But this head in the sand approach, while effective at the time isn't going to see you through the long game. I think my biggest underlying fear, though, has been in getting red marks. Whether it's an overdrawn account or being rejected for a credit card, that stuff starts to take its toll– especially if you decide to have a family. "Sorry darling, mummy can't buy a house because she splurged all her 20-something cash on Topshop frocks willy nilly and – lenders think she's a 'big risk.'"

Cue Capital One - a company that I have teamed up with to help dispel the myths and clear up the jargon opens in a new window around credit. They have an arsenal of tips and tools that helps you navigate this financial jungle without ending up with red marks all over your finance homework.

Perhaps the tool that grabbed my attention first was the Quickcheck opens in a new window eligibility checker that can do a pre-check to see if you'll be accepted for a Capital One credit card without affecting your credit score. This is your chance – without a trace of red mark being left behind - to know where you stand before you decide whether or not to apply. Consider this a starter – it's a litmus test of whether you can afford the main course. No-one wants to ask for the bill at the end and not be able to pay; the restaurant shame is the equivalent of a red mark against your financial name.

And this isn't a 99% guarantee that you will – or won't – be accepted for a credit card. Capital One provides 100% certainty on whether you'll be accepted or not so you'll know exactly where you stand.

But why should you even care about the red marks on your credit file? Why not channel the ostrich; that magnificent bird?

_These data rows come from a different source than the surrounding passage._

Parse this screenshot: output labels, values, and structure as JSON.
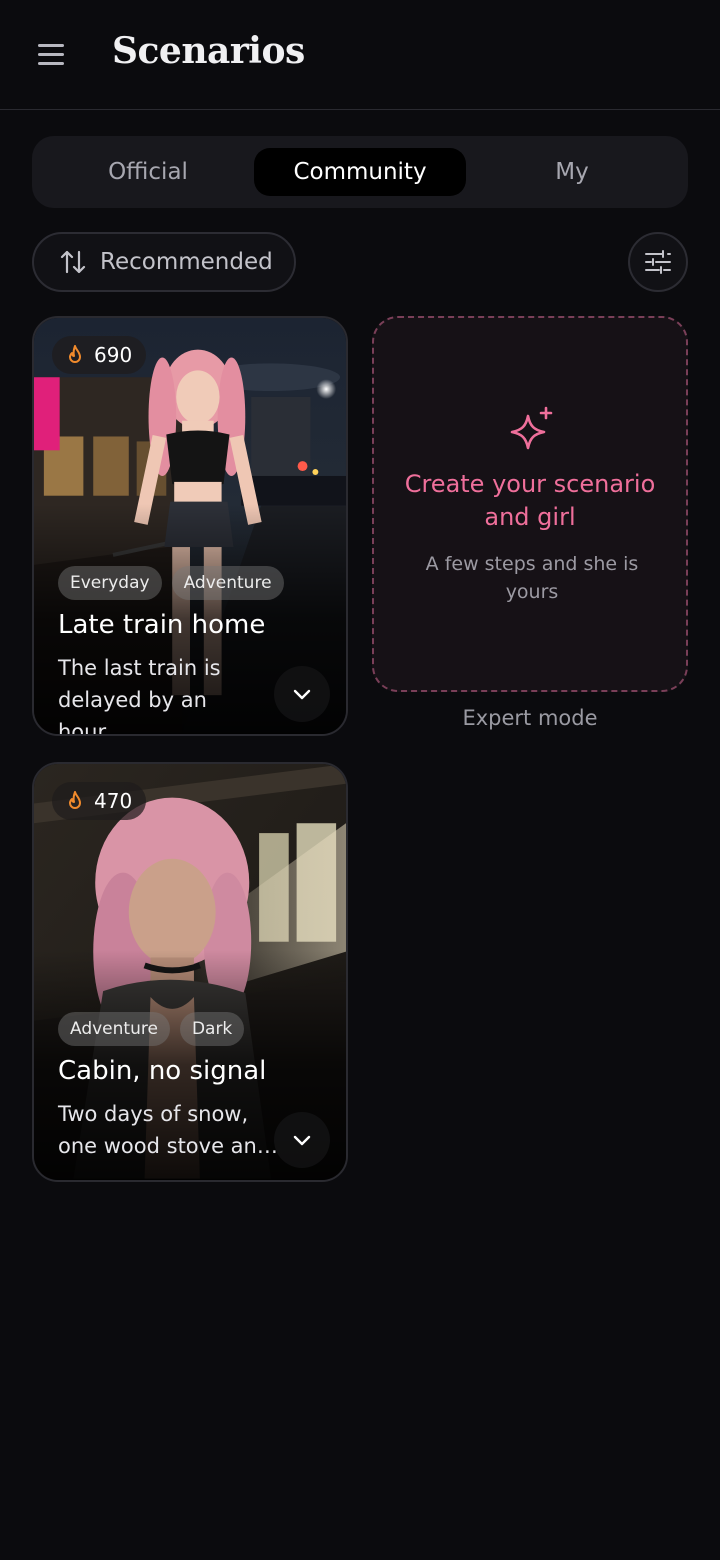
{
  "header": {
    "title": "Scenarios",
    "menu_icon": "hamburger-menu-icon"
  },
  "tabs": [
    {
      "label": "Official",
      "active": false
    },
    {
      "label": "Community",
      "active": true
    },
    {
      "label": "My",
      "active": false
    }
  ],
  "sort": {
    "label": "Recommended",
    "icon": "sort-arrows-icon"
  },
  "filter": {
    "icon": "sliders-icon"
  },
  "cards": [
    {
      "count": "690",
      "tags": [
        "Everyday",
        "Adventure"
      ],
      "title": "Late train home",
      "desc_line1": "The last train is",
      "desc_line2": "delayed by an hour…"
    },
    {
      "count": "470",
      "tags": [
        "Adventure",
        "Dark"
      ],
      "title": "Cabin, no signal",
      "desc_line1": "Two days of snow,",
      "desc_line2": "one wood stove an…"
    }
  ],
  "create": {
    "title_line1": "Create your scenario",
    "title_line2": "and girl",
    "subtitle_line1": "A few steps and she is",
    "subtitle_line2": "yours",
    "icon": "sparkle-icon"
  },
  "expert_link": "Expert mode",
  "colors": {
    "accent": "#ef6f9b",
    "background": "#0b0b0e",
    "tab_active": "#000000",
    "fire": "#f08a2c"
  }
}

Well, there are a few reasons why you should care about your credit score and keeping it healthy. Phone providers will usually do a credit check before handing you a new shiny phone. If your credit score isn't up to scratch, they could turn you down - leaving you with Pay-As-You-Go as your only option, and a mark on your credit report.

It's also not uncommon for landlords and estate agents to do credit checks. A healthy credit score could save you from having to pay an additional deposit up front, or from having to ask a family member to sign as a guarantor on your behalf. Let's be honest, no-one wants to ask mummy and daddy for help with adulting aged 30.

Then there's the bricks and mortar. Recently lenders have become much stricter with their mortgage lending criteria, and your credit score plays a very big role in your chances of being accepted. We're talking actual roof over your (and your kid's) head here - perhaps that is something a little more tangible to get my head out of the sand for?

Top tips from Capital One for taking control of your credit score:

  • Know what your credit score is opens in a new window – if you know where you stand, you'll know whether you need to make changes to improve your score or not, you can find your score at the three main credit reference agencies Experian, Equifax, Call Credit, or you can try CreditWise opens in a new window from Capital One.
  • Check your eligibility before you apply for a credit card, Capital One's Quickcheck opens in a new window tool will tell you with 100% certainty whether you'll be accepted before you apply, without affecting your credit score.
  • Make sure you're on the electoral roll. Lenders use the electoral roll to confirm your identity. If you're not on it, it's harder for them to do so. Registering is free and takes less than 5 minutes. Search 'register to vote'.
  • Pay your bills on time by Direct Debit. Missing a payment can affect your credit score for up to 6 years. Setting up a Direct Debit is a simple way to make sure you pay on time, every time.
  • Don't go over your limit. If you have a credit card, always try to stay within your credit limit. Lenders typically see this as a sign that you are able to manage your finances responsibly. You'll also avoid any extra fees.

Capital One's eligibility checker Quickcheck opens in a new window lets you know where you stand before you decide whether or not to apply for a Capital One credit card and won't affect your credit score. If you do decide to apply, the Capital One Classic credit card features a 34.9% APR representative variable rate.

This post was created in partnership with Capital One who I will be working with to help cut through the confusing world of credit.